      The saddest thing that can happen now is that the generation that grows up is so filled with hate, that the past will ruin the future. Because then we are just looking towards another war

  3. Since you read something of my blog, you know what’s coming.

    “People seem to focus more on the evil that is being done in the world as a whole”

    Absolutely not. People jump from one fleeting issue to the next, much in the same way you’re doing now.

    “and forgetting the people that are experiencing that evil”

    What a lovely, absolving remark. Yes, perhaps they do forget those people, but what does it matter? They are unknown to them, therefore representations rather than people. Moreover, they are flatter representations than those which populate their daily lives. Why care? Even a video game representation, flat as it may be, offers the ability to care more, because it is in the realm of direct interaction and impact. It is far more important that people have forgotten THEY are causing all the evil they see. Had they not, they would feel responsibility and guilt, and would investigate their impact. This would be interaction.

    “We need to educate, we need to elevate, and we need to say stop. By the end of 2014, the number of children killed in war can and should be no more than zero.”

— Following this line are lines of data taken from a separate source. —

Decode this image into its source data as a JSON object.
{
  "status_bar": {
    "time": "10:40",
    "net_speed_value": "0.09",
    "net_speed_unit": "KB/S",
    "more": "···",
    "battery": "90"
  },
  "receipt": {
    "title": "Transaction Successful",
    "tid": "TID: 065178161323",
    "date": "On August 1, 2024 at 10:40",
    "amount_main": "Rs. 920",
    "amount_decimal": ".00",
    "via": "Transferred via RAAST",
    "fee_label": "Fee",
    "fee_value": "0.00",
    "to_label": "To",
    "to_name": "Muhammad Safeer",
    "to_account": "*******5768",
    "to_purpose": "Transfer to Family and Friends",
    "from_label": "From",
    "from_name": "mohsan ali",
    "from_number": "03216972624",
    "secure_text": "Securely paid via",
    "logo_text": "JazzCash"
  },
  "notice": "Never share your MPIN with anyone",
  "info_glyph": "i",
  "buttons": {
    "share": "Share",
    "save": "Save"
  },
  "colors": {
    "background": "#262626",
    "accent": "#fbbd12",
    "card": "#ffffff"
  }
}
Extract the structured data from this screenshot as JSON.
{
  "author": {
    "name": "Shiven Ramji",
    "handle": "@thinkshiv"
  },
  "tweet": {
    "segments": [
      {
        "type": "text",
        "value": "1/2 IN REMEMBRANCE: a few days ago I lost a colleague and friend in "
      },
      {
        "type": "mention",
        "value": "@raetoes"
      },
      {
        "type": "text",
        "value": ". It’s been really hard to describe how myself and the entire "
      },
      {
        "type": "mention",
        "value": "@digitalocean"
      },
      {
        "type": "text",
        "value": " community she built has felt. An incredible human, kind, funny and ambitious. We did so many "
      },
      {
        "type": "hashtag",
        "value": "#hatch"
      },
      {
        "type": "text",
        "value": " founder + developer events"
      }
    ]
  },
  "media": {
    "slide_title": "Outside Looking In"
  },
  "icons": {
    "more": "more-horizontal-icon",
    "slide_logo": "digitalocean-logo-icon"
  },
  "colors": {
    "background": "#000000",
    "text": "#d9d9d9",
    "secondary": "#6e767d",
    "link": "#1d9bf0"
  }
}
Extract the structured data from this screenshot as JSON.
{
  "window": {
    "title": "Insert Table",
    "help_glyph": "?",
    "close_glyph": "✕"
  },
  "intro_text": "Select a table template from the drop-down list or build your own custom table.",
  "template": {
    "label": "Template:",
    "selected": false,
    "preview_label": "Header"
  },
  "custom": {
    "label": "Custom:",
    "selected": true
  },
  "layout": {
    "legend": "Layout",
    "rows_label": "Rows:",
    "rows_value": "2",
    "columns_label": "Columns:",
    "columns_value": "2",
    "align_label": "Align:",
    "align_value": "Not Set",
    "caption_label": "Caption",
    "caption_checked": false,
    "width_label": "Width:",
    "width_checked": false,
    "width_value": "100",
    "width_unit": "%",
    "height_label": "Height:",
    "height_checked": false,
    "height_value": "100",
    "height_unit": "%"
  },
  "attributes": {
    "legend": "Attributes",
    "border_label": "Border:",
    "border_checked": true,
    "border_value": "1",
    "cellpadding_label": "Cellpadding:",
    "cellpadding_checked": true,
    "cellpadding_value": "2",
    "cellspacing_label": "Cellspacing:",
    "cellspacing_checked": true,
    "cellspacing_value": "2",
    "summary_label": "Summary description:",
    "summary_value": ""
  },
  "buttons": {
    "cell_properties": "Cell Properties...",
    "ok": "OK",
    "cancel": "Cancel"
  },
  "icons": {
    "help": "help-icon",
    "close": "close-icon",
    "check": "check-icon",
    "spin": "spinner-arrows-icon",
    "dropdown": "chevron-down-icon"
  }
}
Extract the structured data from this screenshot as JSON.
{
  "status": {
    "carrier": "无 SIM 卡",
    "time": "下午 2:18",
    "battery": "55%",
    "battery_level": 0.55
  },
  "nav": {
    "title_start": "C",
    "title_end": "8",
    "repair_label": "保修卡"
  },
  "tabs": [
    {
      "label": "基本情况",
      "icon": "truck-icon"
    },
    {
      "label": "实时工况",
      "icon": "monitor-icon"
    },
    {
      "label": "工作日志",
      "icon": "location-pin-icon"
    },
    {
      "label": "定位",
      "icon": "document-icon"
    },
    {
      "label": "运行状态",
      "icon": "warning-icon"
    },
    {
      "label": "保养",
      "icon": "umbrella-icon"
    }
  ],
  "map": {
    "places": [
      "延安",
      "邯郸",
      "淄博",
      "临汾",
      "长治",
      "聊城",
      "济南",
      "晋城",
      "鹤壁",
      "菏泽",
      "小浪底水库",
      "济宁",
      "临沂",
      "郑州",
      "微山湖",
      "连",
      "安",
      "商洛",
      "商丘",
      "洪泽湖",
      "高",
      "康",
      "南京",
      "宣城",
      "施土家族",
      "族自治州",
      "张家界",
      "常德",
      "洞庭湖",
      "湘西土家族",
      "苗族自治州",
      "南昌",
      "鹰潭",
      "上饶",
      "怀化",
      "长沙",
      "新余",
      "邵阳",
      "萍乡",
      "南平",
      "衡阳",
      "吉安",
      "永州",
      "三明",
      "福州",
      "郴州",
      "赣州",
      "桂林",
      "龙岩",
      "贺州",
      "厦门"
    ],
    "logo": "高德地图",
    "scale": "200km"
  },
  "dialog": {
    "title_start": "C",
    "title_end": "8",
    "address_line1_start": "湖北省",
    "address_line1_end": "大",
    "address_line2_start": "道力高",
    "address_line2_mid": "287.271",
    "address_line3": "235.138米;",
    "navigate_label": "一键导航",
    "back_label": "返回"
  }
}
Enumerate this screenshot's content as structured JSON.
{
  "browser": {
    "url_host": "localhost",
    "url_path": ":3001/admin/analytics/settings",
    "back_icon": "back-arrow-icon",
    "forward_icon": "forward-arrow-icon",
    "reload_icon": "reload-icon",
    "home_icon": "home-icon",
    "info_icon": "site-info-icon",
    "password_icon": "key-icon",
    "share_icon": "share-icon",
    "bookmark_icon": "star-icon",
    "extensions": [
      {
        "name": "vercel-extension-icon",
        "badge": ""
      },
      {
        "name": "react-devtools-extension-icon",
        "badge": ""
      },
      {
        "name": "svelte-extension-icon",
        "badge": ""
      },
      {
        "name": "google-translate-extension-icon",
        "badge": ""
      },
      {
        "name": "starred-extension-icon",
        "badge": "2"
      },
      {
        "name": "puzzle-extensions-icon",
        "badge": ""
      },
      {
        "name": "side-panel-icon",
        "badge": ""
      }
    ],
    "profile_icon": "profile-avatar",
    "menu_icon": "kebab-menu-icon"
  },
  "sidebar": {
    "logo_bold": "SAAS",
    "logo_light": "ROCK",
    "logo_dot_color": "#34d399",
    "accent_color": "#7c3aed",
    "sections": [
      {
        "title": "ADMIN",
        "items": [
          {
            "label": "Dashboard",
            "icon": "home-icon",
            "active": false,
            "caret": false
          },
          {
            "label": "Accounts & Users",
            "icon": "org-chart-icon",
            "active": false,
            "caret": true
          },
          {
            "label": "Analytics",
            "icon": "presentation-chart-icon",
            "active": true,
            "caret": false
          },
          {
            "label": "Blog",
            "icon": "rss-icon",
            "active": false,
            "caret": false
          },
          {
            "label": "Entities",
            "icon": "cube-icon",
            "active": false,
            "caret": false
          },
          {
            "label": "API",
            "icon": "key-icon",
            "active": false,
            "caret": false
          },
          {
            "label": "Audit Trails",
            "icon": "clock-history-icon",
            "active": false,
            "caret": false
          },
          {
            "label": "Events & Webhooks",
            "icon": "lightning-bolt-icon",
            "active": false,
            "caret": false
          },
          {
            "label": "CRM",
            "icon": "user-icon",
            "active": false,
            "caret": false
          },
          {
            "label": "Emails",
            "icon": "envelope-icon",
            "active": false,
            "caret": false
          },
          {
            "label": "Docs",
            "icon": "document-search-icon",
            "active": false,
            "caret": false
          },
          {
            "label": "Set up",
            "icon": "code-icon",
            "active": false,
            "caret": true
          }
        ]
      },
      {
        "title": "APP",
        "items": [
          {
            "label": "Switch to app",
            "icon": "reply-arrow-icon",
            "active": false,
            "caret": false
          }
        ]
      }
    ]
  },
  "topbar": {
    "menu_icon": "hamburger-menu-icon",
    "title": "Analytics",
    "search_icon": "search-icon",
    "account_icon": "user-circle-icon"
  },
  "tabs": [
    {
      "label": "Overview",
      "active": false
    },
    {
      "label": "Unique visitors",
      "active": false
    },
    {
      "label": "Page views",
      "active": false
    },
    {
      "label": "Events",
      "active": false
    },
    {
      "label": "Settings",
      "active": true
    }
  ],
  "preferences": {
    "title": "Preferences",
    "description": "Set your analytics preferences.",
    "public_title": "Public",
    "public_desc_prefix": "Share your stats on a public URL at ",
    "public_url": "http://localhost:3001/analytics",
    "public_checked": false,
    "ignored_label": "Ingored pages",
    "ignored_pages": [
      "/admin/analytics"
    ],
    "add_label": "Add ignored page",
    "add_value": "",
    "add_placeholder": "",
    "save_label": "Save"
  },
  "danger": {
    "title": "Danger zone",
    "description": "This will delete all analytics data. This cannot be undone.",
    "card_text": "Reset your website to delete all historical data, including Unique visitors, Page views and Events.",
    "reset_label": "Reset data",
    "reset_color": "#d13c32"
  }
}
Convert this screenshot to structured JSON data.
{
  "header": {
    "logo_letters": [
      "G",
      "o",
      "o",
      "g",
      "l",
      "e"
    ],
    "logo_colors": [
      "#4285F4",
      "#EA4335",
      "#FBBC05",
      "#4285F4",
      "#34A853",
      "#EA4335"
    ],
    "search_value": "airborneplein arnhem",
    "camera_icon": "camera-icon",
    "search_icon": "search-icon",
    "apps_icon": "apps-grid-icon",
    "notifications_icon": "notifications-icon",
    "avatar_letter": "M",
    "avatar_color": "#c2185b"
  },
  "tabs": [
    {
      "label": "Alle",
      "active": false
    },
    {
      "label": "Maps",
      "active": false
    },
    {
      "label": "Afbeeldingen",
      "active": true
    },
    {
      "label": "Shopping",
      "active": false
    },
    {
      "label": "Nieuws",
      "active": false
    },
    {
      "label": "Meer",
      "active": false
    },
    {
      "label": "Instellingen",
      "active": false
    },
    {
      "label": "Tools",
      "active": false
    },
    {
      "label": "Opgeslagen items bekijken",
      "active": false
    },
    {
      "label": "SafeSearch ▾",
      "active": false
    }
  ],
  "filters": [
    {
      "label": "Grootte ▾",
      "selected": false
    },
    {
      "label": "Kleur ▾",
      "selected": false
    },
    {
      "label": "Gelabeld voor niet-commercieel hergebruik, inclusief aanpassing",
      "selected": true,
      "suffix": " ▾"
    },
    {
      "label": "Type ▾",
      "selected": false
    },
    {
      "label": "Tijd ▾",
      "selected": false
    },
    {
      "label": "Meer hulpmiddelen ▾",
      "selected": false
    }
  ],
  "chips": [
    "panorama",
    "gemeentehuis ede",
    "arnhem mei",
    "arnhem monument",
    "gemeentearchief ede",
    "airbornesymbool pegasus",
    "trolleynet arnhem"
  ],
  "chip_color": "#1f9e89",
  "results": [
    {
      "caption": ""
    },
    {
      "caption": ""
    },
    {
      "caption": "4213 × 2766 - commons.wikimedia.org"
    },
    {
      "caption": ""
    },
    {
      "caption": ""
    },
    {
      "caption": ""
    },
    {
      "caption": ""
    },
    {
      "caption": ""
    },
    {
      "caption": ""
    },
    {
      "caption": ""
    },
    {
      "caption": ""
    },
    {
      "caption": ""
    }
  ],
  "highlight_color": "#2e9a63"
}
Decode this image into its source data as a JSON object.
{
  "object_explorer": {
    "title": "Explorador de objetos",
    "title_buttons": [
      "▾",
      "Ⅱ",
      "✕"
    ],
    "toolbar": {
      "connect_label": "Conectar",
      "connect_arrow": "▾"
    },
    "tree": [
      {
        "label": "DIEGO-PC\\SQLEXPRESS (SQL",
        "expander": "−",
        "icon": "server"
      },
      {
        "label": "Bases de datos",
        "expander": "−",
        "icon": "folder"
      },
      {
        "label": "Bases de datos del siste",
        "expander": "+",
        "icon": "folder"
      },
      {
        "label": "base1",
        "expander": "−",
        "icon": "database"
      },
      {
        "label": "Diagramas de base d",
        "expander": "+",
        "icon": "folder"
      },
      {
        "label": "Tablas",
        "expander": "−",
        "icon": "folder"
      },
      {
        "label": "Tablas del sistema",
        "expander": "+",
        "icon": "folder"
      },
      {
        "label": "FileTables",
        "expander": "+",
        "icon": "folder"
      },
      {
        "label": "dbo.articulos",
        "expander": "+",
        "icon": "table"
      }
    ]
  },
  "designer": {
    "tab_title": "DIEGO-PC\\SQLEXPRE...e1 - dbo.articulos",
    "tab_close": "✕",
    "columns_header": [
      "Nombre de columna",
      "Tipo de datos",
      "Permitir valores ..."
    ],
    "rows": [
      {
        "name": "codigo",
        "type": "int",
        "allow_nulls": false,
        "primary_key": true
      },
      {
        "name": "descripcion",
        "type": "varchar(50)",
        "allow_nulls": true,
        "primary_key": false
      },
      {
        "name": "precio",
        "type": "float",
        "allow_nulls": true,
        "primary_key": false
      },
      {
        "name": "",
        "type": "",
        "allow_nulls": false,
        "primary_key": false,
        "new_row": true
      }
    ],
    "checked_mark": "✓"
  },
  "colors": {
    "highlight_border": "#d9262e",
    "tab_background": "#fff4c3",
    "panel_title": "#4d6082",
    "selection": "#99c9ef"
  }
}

    This is rubbish. It may bear all the marks of great public relations, but it has no worthwhile content. Moreover, it doesn’t know one gram of a proverbial iceberg of how people interact with every aspect of their lives.

    I don’t know why I wrote this, since I resolved to avoid interaction. I end up saying things which aren’t worth a fraction of what I’ve been thinking for years. I suppose this is a thanks for the follow, the first comment on any blog for a long time. No, I don’t sympathise with the sentiment of the post, as I am strictly for other animals against humans. Nonetheless, if you actually feel anything but simple concern for it, you should give the issue more thought. Far more thought. Try to remove yourself from all you know and connect details to each other.

  4. cho wan yau says:

    Reblogged this on Gorgeous and commented:
    Imagine a world where nobody man, woman nor child died in war nor through hatred and greed, now that would be heaven on earth

Leave a Reply

Fill in your details below or click an icon to log in:

WordPress.com Logo

You are commenting using your WordPress.com account. Log Out / Change )

Twitter picture

You are commenting using your Twitter account. Log Out / Change )

Facebook photo

You are commenting using your Facebook account. Log Out / Change )

Google+ photo

You are commenting using your Google+ account. Log Out / Change )

Connecting to %s